WHAT IS REQUIRED:
What is needed is a word-for-word copy of the records below.

SOURCE RECORDS:
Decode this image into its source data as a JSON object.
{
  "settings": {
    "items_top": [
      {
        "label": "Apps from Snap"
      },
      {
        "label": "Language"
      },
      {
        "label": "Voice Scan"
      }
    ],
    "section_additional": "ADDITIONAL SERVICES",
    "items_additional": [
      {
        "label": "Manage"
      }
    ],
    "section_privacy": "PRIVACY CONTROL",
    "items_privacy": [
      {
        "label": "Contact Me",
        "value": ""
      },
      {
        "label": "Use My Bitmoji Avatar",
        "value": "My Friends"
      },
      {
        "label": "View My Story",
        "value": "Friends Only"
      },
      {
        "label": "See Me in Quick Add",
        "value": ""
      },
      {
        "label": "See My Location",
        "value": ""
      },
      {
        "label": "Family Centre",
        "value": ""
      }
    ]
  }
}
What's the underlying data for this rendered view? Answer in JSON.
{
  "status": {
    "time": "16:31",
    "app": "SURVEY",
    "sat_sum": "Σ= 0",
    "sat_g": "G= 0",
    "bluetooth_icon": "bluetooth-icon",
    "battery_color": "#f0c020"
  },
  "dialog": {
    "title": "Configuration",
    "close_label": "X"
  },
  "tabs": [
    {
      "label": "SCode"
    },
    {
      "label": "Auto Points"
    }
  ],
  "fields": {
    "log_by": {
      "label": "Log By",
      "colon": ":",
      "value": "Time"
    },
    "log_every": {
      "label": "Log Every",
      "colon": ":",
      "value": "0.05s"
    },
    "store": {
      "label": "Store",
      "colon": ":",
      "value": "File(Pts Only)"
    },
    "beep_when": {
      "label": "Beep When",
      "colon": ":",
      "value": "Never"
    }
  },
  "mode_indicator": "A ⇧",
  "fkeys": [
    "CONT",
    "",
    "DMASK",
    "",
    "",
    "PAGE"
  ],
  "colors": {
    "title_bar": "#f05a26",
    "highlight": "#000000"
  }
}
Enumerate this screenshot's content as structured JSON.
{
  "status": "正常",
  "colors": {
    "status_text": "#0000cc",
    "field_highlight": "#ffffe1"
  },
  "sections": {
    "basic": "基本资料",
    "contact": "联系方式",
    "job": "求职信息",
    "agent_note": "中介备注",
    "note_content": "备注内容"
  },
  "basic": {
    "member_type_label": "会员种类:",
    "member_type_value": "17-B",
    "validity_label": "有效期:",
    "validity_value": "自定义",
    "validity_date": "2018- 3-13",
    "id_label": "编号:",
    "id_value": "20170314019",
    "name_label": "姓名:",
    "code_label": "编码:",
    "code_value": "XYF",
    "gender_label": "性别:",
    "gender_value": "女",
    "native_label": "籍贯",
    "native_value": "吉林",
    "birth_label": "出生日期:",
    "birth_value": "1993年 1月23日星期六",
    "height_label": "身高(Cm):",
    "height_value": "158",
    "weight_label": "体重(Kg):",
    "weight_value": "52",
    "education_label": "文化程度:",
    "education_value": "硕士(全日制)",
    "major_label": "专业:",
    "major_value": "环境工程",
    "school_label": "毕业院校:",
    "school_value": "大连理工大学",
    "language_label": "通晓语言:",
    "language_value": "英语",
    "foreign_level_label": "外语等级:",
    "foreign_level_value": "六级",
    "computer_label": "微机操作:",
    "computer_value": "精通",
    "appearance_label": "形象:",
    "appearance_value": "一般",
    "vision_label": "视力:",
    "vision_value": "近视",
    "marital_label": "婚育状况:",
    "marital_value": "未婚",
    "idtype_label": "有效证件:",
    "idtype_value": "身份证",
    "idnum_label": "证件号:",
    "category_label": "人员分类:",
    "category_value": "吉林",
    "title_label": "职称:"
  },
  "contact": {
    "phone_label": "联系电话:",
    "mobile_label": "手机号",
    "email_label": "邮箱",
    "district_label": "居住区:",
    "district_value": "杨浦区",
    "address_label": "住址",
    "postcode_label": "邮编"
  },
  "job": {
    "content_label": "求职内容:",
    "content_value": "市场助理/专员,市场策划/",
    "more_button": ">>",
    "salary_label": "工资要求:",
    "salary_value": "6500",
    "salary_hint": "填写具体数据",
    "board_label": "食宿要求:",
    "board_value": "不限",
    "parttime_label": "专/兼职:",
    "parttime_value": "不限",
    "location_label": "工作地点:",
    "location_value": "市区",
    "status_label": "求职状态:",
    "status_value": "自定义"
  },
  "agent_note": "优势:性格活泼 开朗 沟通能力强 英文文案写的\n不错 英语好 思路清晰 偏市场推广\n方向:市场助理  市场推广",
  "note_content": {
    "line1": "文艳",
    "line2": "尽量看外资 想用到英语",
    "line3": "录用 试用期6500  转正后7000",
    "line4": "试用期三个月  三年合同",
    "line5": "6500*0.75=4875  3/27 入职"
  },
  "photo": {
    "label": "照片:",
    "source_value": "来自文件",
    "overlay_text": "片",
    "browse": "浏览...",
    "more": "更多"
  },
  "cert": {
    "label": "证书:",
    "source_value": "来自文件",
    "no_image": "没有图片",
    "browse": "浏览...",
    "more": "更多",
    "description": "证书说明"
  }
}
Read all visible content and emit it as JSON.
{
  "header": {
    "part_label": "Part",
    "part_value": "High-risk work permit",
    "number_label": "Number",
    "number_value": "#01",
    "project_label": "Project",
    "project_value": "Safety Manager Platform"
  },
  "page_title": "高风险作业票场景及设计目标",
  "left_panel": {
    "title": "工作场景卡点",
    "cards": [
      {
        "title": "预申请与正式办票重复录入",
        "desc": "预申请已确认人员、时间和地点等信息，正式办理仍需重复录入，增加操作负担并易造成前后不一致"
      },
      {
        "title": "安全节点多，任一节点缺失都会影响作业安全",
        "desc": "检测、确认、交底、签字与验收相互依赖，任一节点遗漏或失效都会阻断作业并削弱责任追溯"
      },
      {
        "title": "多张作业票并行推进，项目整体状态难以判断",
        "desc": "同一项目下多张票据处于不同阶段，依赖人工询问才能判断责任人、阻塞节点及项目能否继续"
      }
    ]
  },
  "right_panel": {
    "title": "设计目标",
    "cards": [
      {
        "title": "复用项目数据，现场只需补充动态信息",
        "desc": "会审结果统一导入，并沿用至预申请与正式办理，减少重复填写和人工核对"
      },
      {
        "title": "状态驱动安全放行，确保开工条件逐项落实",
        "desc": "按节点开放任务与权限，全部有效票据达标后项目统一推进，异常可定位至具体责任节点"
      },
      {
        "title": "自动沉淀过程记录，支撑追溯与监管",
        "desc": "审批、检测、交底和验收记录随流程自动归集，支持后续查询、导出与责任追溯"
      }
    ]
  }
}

ANSWER BOX:
Decode this image into its source data as a JSON object.
{
  "settings": {
    "items_top": [
      {
        "label": "Apps from Snap"
      },
      {
        "label": "Language"
      },
      {
        "label": "Voice Scan"
      }
    ],
    "section_additional": "ADDITIONAL SERVICES",
    "items_additional": [
      {
        "label": "Manage"
      }
    ],
    "section_privacy": "PRIVACY CONTROL",
    "items_privacy": [
      {
        "label": "Contact Me",
        "value": ""
      },
      {
        "label": "Use My Bitmoji Avatar",
        "value": "My Friends"
      },
      {
        "label": "View My Story",
        "value": "Friends Only"
      },
      {
        "label": "See Me in Quick Add",
        "value": ""
      },
      {
        "label": "See My Location",
        "value": ""
      },
      {
        "label": "Family Centre",
        "value": ""
      }
    ]
  }
}
What's the underlying data for this rendered view? Answer in JSON.
{
  "status": {
    "time": "16:31",
    "app": "SURVEY",
    "sat_sum": "Σ= 0",
    "sat_g": "G= 0",
    "bluetooth_icon": "bluetooth-icon",
    "battery_color": "#f0c020"
  },
  "dialog": {
    "title": "Configuration",
    "close_label": "X"
  },
  "tabs": [
    {
      "label": "SCode"
    },
    {
      "label": "Auto Points"
    }
  ],
  "fields": {
    "log_by": {
      "label": "Log By",
      "colon": ":",
      "value": "Time"
    },
    "log_every": {
      "label": "Log Every",
      "colon": ":",
      "value": "0.05s"
    },
    "store": {
      "label": "Store",
      "colon": ":",
      "value": "File(Pts Only)"
    },
    "beep_when": {
      "label": "Beep When",
      "colon": ":",
      "value": "Never"
    }
  },
  "mode_indicator": "A ⇧",
  "fkeys": [
    "CONT",
    "",
    "DMASK",
    "",
    "",
    "PAGE"
  ],
  "colors": {
    "title_bar": "#f05a26",
    "highlight": "#000000"
  }
}
Enumerate this screenshot's content as structured JSON.
{
  "status": "正常",
  "colors": {
    "status_text": "#0000cc",
    "field_highlight": "#ffffe1"
  },
  "sections": {
    "basic": "基本资料",
    "contact": "联系方式",
    "job": "求职信息",
    "agent_note": "中介备注",
    "note_content": "备注内容"
  },
  "basic": {
    "member_type_label": "会员种类:",
    "member_type_value": "17-B",
    "validity_label": "有效期:",
    "validity_value": "自定义",
    "validity_date": "2018- 3-13",
    "id_label": "编号:",
    "id_value": "20170314019",
    "name_label": "姓名:",
    "code_label": "编码:",
    "code_value": "XYF",
    "gender_label": "性别:",
    "gender_value": "女",
    "native_label": "籍贯",
    "native_value": "吉林",
    "birth_label": "出生日期:",
    "birth_value": "1993年 1月23日星期六",
    "height_label": "身高(Cm):",
    "height_value": "158",
    "weight_label": "体重(Kg):",
    "weight_value": "52",
    "education_label": "文化程度:",
    "education_value": "硕士(全日制)",
    "major_label": "专业:",
    "major_value": "环境工程",
    "school_label": "毕业院校:",
    "school_value": "大连理工大学",
    "language_label": "通晓语言:",
    "language_value": "英语",
    "foreign_level_label": "外语等级:",
    "foreign_level_value": "六级",
    "computer_label": "微机操作:",
    "computer_value": "精通",
    "appearance_label": "形象:",
    "appearance_value": "一般",
    "vision_label": "视力:",
    "vision_value": "近视",
    "marital_label": "婚育状况:",
    "marital_value": "未婚",
    "idtype_label": "有效证件:",
    "idtype_value": "身份证",
    "idnum_label": "证件号:",
    "category_label": "人员分类:",
    "category_value": "吉林",
    "title_label": "职称:"
  },
  "contact": {
    "phone_label": "联系电话:",
    "mobile_label": "手机号",
    "email_label": "邮箱",
    "district_label": "居住区:",
    "district_value": "杨浦区",
    "address_label": "住址",
    "postcode_label": "邮编"
  },
  "job": {
    "content_label": "求职内容:",
    "content_value": "市场助理/专员,市场策划/",
    "more_button": ">>",
    "salary_label": "工资要求:",
    "salary_value": "6500",
    "salary_hint": "填写具体数据",
    "board_label": "食宿要求:",
    "board_value": "不限",
    "parttime_label": "专/兼职:",
    "parttime_value": "不限",
    "location_label": "工作地点:",
    "location_value": "市区",
    "status_label": "求职状态:",
    "status_value": "自定义"
  },
  "agent_note": "优势:性格活泼 开朗 沟通能力强 英文文案写的\n不错 英语好 思路清晰 偏市场推广\n方向:市场助理  市场推广",
  "note_content": {
    "line1": "文艳",
    "line2": "尽量看外资 想用到英语",
    "line3": "录用 试用期6500  转正后7000",
    "line4": "试用期三个月  三年合同",
    "line5": "6500*0.75=4875  3/27 入职"
  },
  "photo": {
    "label": "照片:",
    "source_value": "来自文件",
    "overlay_text": "片",
    "browse": "浏览...",
    "more": "更多"
  },
  "cert": {
    "label": "证书:",
    "source_value": "来自文件",
    "no_image": "没有图片",
    "browse": "浏览...",
    "more": "更多",
    "description": "证书说明"
  }
}
Read all visible content and emit it as JSON.
{
  "header": {
    "part_label": "Part",
    "part_value": "High-risk work permit",
    "number_label": "Number",
    "number_value": "#01",
    "project_label": "Project",
    "project_value": "Safety Manager Platform"
  },
  "page_title": "高风险作业票场景及设计目标",
  "left_panel": {
    "title": "工作场景卡点",
    "cards": [
      {
        "title": "预申请与正式办票重复录入",
        "desc": "预申请已确认人员、时间和地点等信息，正式办理仍需重复录入，增加操作负担并易造成前后不一致"
      },
      {
        "title": "安全节点多，任一节点缺失都会影响作业安全",
        "desc": "检测、确认、交底、签字与验收相互依赖，任一节点遗漏或失效都会阻断作业并削弱责任追溯"
      },
      {
        "title": "多张作业票并行推进，项目整体状态难以判断",
        "desc": "同一项目下多张票据处于不同阶段，依赖人工询问才能判断责任人、阻塞节点及项目能否继续"
      }
    ]
  },
  "right_panel": {
    "title": "设计目标",
    "cards": [
      {
        "title": "复用项目数据，现场只需补充动态信息",
        "desc": "会审结果统一导入，并沿用至预申请与正式办理，减少重复填写和人工核对"
      },
      {
        "title": "状态驱动安全放行，确保开工条件逐项落实",
        "desc": "按节点开放任务与权限，全部有效票据达标后项目统一推进，异常可定位至具体责任节点"
      },
      {
        "title": "自动沉淀过程记录，支撑追溯与监管",
        "desc": "审批、检测、交底和验收记录随流程自动归集，支持后续查询、导出与责任追溯"
      }
    ]
  }
}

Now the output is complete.